- 13 Holland J, Bernstein J. Bell's palsy. BMJ Clin Evid. 2011: 2011
- 14 Agarwal R, Manandhar L, Saluja P, Grandhi B. Pontine stroke presenting as isolated facial nerve palsy mimicking Bell's palsy: a case report. J Med Case Reports 2011; 5: 287
- 15 Phan NT, Panizza B, Wallwork B. A general practice approach to Bell's palsy. Aust Fam Physician 2016; 45 (11) 794-797
- 16 Fuller G, Morgan C. Bell's palsy syndrome: mimics and chameleons. Pract Neurol 2016; 16 (06) 439-444
- 17 Mower S. Bell's palsy: excluding serious illness in urgent and emergency care settings. Emerg Nurse 2017; 25 (01) 32-39
- 18 Adour KK. Otological complications of herpes zoster.
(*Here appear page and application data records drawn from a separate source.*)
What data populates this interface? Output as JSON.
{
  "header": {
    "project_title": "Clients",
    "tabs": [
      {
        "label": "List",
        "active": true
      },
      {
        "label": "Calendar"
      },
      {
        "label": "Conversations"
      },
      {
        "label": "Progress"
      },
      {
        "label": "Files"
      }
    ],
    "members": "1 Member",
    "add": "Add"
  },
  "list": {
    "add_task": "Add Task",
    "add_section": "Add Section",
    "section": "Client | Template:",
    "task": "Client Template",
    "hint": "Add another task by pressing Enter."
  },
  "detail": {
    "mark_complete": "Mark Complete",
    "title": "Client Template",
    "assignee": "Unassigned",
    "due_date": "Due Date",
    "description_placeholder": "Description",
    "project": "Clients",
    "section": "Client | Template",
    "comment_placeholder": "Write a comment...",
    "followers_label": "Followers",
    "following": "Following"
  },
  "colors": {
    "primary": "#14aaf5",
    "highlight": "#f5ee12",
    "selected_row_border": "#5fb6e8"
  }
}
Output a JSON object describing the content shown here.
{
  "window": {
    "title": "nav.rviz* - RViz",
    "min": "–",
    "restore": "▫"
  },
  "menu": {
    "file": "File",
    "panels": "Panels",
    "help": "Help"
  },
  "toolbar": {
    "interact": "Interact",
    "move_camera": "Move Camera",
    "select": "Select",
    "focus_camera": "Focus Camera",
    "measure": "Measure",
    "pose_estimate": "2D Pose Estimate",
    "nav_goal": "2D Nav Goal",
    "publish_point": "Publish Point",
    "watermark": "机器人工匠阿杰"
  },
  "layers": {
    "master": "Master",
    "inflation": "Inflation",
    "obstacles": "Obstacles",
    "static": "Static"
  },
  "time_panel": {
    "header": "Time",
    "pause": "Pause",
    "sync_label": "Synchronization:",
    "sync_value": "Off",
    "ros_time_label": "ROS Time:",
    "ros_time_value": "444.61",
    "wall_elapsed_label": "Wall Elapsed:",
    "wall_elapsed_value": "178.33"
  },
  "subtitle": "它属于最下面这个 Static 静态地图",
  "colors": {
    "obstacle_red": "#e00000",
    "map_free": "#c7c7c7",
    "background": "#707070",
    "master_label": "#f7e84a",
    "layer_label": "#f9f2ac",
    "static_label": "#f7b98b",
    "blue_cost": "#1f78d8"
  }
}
Ann Neurol 1994; 35 (Suppl): S62-S64
- 19 Sweeney CJ, Gilden DH. Ramsay Hunt syndrome. J Neurol Neurosurg Psychiatry 2001; 71 (02) 149-154
- 20 de Almeida JR, Guyatt GH, Sud S. et al; Bell Palsy Working Group, Canadian Society of Otolaryngology - Head and Neck Surgery and Canadian Neurological Sciences Federation. Management of Bell palsy: clinical practice guideline. CMAJ 2014; 186 (12) 917-922
- 21 Katusic SK, Beard CM, Wiederholt WC, Bergstralh EJ, Kurland LT. Incidence, clinical features, and prognosis in Bell's palsy, Rochester, Minnesota, 1968-1982. Ann Neurol 1986; 20 (05) 622-627